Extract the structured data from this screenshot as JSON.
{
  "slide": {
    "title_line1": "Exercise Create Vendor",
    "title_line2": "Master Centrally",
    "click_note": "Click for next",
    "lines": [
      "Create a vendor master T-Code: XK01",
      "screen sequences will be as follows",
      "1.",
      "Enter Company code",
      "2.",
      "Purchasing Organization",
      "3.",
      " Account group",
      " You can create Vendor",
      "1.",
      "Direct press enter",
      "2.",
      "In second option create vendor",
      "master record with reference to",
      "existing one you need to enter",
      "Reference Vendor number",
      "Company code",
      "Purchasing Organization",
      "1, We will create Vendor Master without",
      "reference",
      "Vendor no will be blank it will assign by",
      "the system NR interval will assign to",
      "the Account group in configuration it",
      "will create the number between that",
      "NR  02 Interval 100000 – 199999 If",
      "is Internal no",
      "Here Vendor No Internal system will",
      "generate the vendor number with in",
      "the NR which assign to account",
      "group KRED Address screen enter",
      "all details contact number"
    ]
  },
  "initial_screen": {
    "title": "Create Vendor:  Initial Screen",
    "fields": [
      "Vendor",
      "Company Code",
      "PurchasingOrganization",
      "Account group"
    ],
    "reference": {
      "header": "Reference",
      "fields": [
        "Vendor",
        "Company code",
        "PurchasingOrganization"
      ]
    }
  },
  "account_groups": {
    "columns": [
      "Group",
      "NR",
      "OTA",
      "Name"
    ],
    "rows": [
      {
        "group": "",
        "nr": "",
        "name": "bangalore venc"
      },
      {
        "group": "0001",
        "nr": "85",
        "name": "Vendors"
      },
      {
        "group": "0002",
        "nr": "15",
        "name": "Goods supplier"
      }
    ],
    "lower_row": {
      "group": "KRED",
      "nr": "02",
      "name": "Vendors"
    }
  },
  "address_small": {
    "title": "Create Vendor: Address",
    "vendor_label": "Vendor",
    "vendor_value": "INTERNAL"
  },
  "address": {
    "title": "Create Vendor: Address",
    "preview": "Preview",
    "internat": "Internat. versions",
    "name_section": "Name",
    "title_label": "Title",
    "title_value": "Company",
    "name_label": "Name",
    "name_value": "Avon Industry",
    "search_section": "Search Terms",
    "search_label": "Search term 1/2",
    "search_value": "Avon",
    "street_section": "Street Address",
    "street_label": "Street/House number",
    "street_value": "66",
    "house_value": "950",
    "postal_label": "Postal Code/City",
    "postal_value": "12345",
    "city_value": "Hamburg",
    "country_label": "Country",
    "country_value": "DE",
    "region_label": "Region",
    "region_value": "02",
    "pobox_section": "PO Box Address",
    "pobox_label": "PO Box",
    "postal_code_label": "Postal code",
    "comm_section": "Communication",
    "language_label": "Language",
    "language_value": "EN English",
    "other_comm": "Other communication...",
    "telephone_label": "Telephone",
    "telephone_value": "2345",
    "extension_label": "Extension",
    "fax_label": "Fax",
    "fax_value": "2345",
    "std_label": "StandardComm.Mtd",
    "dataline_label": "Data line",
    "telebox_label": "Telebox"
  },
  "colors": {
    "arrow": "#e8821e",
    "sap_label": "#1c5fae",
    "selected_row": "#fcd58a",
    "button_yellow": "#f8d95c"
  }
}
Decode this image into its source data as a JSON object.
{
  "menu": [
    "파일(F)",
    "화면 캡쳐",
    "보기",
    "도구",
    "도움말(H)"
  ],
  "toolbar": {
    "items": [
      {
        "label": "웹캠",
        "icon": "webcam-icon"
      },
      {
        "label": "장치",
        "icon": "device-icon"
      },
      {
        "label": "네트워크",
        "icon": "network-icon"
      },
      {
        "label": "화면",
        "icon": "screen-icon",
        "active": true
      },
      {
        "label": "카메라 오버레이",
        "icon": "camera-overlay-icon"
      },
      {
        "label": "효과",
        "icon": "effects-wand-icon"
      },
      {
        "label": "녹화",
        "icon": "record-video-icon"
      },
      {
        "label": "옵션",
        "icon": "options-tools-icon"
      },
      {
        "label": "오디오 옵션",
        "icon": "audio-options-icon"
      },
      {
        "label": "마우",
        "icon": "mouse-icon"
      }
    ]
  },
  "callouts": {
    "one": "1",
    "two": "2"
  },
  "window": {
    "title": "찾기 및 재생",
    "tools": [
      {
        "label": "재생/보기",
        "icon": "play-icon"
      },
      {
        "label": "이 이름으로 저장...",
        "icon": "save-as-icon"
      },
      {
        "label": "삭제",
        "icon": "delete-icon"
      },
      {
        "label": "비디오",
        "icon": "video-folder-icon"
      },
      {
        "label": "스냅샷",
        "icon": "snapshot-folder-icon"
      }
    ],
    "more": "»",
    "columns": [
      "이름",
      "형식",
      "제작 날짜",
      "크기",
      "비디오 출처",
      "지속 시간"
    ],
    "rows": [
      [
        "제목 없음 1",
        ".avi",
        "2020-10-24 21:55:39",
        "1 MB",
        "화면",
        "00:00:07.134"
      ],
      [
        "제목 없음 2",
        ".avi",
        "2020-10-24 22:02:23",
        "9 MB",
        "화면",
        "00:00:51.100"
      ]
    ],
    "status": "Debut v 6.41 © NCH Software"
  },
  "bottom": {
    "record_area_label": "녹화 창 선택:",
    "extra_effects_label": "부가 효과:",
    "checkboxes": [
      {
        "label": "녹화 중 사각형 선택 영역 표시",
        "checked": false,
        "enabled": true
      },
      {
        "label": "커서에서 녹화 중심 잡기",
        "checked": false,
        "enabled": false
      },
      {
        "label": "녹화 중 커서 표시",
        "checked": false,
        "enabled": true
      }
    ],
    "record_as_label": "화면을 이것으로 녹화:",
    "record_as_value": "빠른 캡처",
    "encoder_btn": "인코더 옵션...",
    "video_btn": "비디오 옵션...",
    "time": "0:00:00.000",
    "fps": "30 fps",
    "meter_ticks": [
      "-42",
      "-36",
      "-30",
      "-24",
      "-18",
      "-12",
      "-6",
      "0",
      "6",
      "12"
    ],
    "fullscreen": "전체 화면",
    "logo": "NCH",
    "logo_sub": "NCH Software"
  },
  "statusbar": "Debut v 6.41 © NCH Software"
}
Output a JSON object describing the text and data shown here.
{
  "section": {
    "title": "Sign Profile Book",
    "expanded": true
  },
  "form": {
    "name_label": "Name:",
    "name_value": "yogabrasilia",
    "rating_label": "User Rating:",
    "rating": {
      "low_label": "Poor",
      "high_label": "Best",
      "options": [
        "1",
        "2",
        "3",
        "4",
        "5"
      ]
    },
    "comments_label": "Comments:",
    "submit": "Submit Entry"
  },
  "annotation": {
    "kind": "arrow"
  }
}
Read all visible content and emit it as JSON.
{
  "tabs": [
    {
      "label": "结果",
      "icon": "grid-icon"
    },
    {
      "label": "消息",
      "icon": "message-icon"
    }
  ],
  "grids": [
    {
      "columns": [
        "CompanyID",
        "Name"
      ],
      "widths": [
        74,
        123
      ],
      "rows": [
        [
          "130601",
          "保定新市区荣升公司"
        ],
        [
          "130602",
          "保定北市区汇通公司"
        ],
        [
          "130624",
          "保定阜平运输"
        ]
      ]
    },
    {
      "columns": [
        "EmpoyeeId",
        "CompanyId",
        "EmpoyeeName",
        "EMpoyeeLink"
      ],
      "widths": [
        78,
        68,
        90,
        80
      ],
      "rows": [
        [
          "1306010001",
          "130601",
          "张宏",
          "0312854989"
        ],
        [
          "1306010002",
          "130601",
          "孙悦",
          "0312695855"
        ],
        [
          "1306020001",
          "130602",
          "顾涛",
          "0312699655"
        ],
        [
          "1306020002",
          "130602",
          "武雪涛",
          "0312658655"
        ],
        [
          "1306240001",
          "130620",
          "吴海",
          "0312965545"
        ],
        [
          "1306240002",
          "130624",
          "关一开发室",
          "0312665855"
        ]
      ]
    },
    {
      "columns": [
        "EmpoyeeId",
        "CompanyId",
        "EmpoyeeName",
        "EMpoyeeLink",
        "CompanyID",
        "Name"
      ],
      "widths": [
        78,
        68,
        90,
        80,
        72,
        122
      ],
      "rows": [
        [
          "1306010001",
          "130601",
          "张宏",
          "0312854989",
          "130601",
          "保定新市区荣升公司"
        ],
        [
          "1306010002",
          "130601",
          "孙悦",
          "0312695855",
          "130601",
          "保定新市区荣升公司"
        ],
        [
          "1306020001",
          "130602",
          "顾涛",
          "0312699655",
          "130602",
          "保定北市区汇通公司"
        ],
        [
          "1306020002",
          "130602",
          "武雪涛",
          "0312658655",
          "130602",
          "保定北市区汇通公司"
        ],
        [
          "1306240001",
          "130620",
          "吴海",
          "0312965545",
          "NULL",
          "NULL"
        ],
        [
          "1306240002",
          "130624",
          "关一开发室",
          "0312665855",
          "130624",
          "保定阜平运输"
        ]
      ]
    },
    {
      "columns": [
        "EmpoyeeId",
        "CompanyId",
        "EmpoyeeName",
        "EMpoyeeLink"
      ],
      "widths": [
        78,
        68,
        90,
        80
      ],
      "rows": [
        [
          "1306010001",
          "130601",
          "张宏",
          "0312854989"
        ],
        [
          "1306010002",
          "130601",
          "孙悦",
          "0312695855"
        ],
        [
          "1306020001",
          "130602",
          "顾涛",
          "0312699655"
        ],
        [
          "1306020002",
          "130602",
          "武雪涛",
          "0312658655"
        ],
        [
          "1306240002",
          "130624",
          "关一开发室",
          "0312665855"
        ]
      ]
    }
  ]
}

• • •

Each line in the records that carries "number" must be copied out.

      "Reference Vendor number",
      "will create the number between that",
      "generate the vendor number with in",
      "all details contact number"
    "street_label": "Street/House number",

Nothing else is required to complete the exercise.